4 Components of Delivering a Successful Development Center
4 Components of Delivering a Successful Development Center

Designing an immersive and insightful development center experience that delivers your target learning outcomes and engages participants.

 

There are many different types of development center – from those aimed at senior business leaders to those targeted towards early career apprentices – designed to address different strategic purposes across a wide range of industries. Whatever the target outcome, our experience has shown that pairing a robust, objective approach with an immersive, reflective and engaging experience brings out the best in the participants – which in turn helps the organization to thrive too.

Well-designed development centers encourage participant self-insight to explore current performance, future potential and development gaps, and should by their nature deliver a positive impact. A key instrument in the talent management toolbox for group-wide career and personal development, development centers are typically a one- or two-day event with a mix of observed and assessed group and individual exercises, where participants are actively involved in the assessment of their own behavior as part of their professional development.  

Development centers present a key touch point between a qualified agent of change i.e. an Industrial/Organizational Psychologist (or Occupational Psychologist), and the individual. To ignite real change and learning, and to enable the participant to thrive in the workplace, they use multiple sources of clear, impartial feedback from a range of relevant assessments and simulations, combined with professional facilitation in a safe environment.

      

 

Our top 4 components for delivering a successful development center:

1. Create a positive climate – the delegates should enjoy themselves. This doesn’t mean that all moments of the development center have to be rip-roaring fun, but the experience as a whole should be inspiring, motivational and insightful. SHL was recently challenged by a client to create a development center for apprentices starting out on their journey into the world of work, and so it was vitally important they had a positive experience. We incorporated specific design elements, built around the concept of ‘thriving at work’ by providing the experience of learning through group exercises to help with learning new skills, and by adding in fun energizers and non-assessed exercises to create the kind of atmosphere the client desired.

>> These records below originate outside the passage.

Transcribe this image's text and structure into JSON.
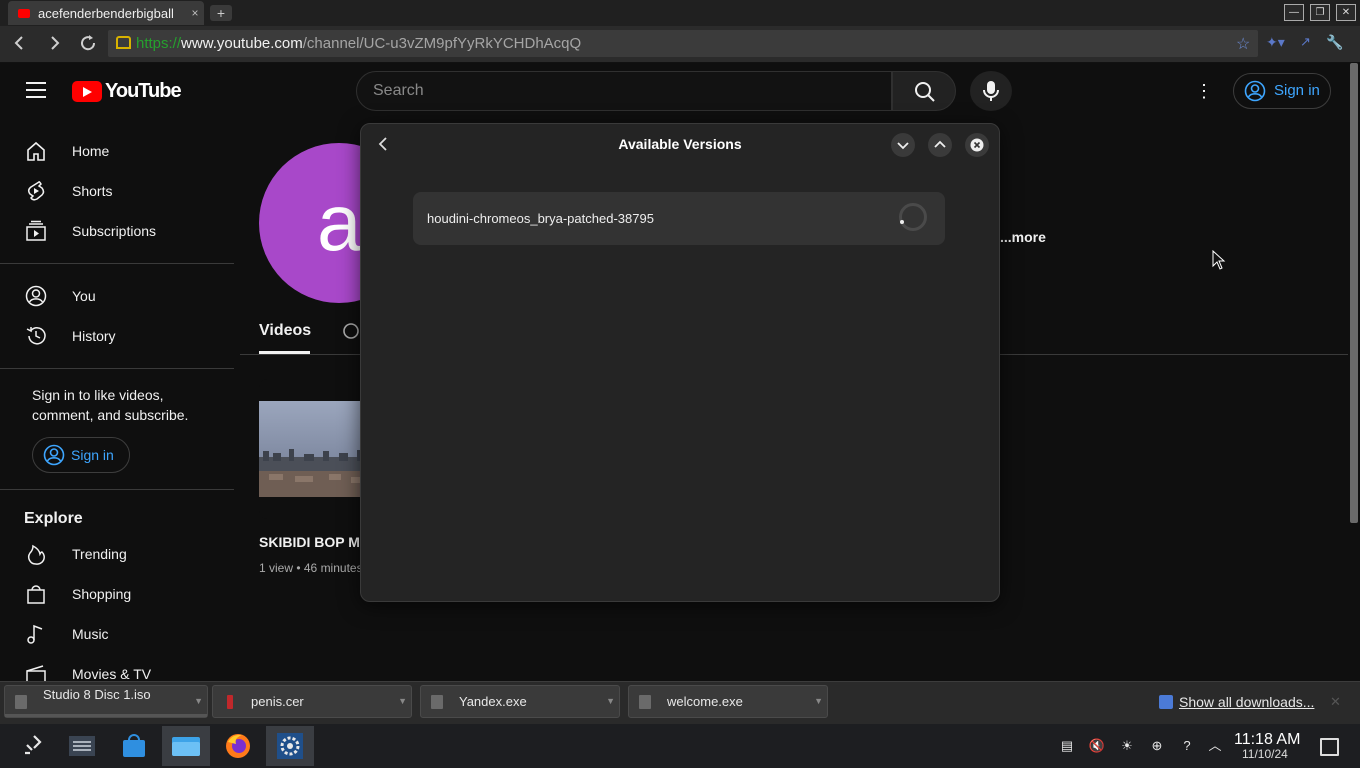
{
  "browser": {
    "tab_title": "acefenderbenderbigball",
    "tab_close": "×",
    "new_tab": "+",
    "url_scheme": "https://",
    "url_host": "www.youtube.com",
    "url_path": "/channel/UC-u3vZM9pfYyRkYCHDhAcqQ",
    "window_buttons": [
      "—",
      "❐",
      "✕"
    ]
  },
  "youtube": {
    "logo_text": "YouTube",
    "search_placeholder": "Search",
    "header_signin": "Sign in",
    "sidebar": {
      "items": [
        {
          "label": "Home",
          "icon": "home-icon"
        },
        {
          "label": "Shorts",
          "icon": "shorts-icon"
        },
        {
          "label": "Subscriptions",
          "icon": "subscriptions-icon"
        },
        {
          "label": "You",
          "icon": "you-icon"
        },
        {
          "label": "History",
          "icon": "history-icon"
        }
      ],
      "signin_prompt": "Sign in to like videos, comment, and subscribe.",
      "signin_button": "Sign in",
      "explore_heading": "Explore",
      "explore_items": [
        {
          "label": "Trending",
          "icon": "trending-icon"
        },
        {
          "label": "Shopping",
          "icon": "shopping-icon"
        },
        {
          "label": "Music",
          "icon": "music-icon"
        },
        {
          "label": "Movies & TV",
          "icon": "movies-icon"
        }
      ]
    },
    "channel": {
      "avatar_letter": "a",
      "more_link": "...more",
      "tab_videos": "Videos",
      "video": {
        "title": "SKIBIDI BOP MM",
        "meta": "1 view • 46 minutes"
      }
    }
  },
  "dialog": {
    "title": "Available Versions",
    "versions": [
      "houdini-chromeos_brya-patched-38795"
    ]
  },
  "downloads": {
    "items": [
      "Studio 8 Disc 1.iso",
      "penis.cer",
      "Yandex.exe",
      "welcome.exe"
    ],
    "show_all": "Show all downloads...",
    "close": "✕"
  },
  "taskbar": {
    "time": "11:18 AM",
    "date": "11/10/24"
  },
  "colors": {
    "youtube_red": "#ff0000",
    "link_blue": "#3ea6ff",
    "avatar_purple": "#a848c9"
  }
}
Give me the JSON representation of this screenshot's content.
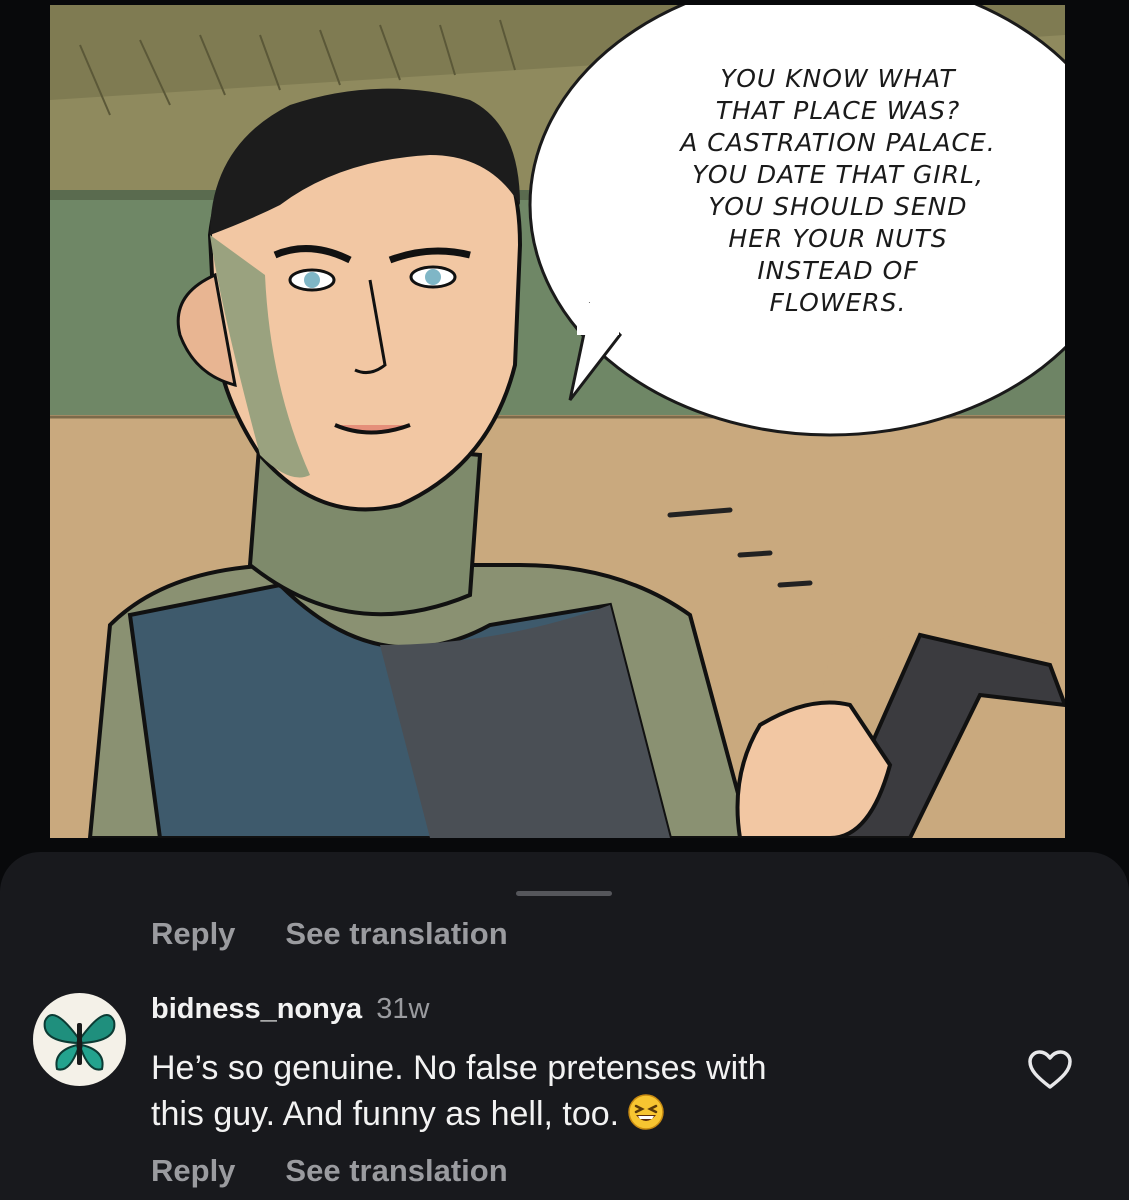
{
  "comic_panel": {
    "speech_lines": [
      "YOU KNOW WHAT",
      "THAT PLACE WAS?",
      "A CASTRATION PALACE.",
      "YOU DATE THAT GIRL,",
      "YOU SHOULD SEND",
      "HER YOUR NUTS",
      "INSTEAD OF",
      "FLOWERS."
    ]
  },
  "previous_comment": {
    "reply_label": "Reply",
    "translate_label": "See translation"
  },
  "comment": {
    "username": "bidness_nonya",
    "time": "31w",
    "text_line1": "He’s so genuine. No false pretenses with",
    "text_line2": "this guy. And funny as hell, too.",
    "emoji": "grinning-squinting-face",
    "reply_label": "Reply",
    "translate_label": "See translation",
    "like_icon": "heart-outline-icon",
    "avatar": "butterfly-avatar"
  },
  "colors": {
    "sheet_background": "#18191d",
    "muted_text": "#9a9b9f",
    "primary_text": "#f2f2f2"
  }
}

2. Combine robust, objective assessments with individual feedback – measuring behavioral preferences, cognitive ability and motivation using an objective approach against clearly defined competencies is a must for any development work. Measures of where the participant is now, and where they could be, must be based on something other than subjective opinion. The participants should receive feedback on their results and have the opportunity to question and explore these in a facilitated feedback session. Ideally, the feedback session should happen before the live exercises to provide individuals with a lens to understand why they prefer to behave as they do and to allow them to consider trying alternative approaches. Continual improvement, self-reflection, and learning on the part of the individual participant is the overall aim here.

3. Establish trust and respect – Development centers can provide a safe space where participants can experiment with new styles and strategies, make mistakes, and try again – so trust and respect are pre-requisites for a successful development center where the participant thrives. SHL consultants follow a professional code of conduct and are fully trained to ensure ratings of behaviors are objective, non-biased and standardized. Participants feel they are in safe hands as debriefing and feedback are implemented fully and with great care and sensitivity.  Clear ground rules should be established up front so that participants know that they are operating in a safe, professional environment geared towards their personal development.

4. Design an immersive experience – an essential component of the learning experience is to capture the brand, mission, and goals of the organization e.g. by offering the opportunity to practice, reflect and gain feedback as part of a ‘day in the life of’. SHL assessors use a variety of methods to encourage reflection and experimentation including using actors for role play, forum theatre where participants engage with actors and have the power to stop and change the performance, or by using mid-way breaks and reflective exercises to explore alternative styles that participants could use.

Apply our top 4 components on your next development center engagement to maximize participant learning and enable them to thrive via positivity and self-insight gained through objective assessment and safe exploration. Your participants will be better equipped to build their self-awareness of current strengths and development needs and to know what they need to do to achieve their career objectives – and help their organizations perform.

To find out more about ensuring your development centers are providing the positive and safe yet immersive and robust experiences that your participants can really learn from, get in touch with our team.

Author: 

Helen Farrell

Helen Farrell

Helen Farrell is a Senior Consultant in the UK & Ireland Professional Services Team at SHL. Helen has a decade of extensive experience working in the talent assessment industry with a proven track record for delivering creative, custom solutions across a range of industries. Helen’s work with SHL has involved her managing and delivering on all aspects of a variety of assessment and development consultancy assignments, delivering training and undertaking executive assessment across a range of industries and job levels.
 
This article is reposted from SHL's Blog. Evalion Operates as SHL Enterprise Reseller. 
Comments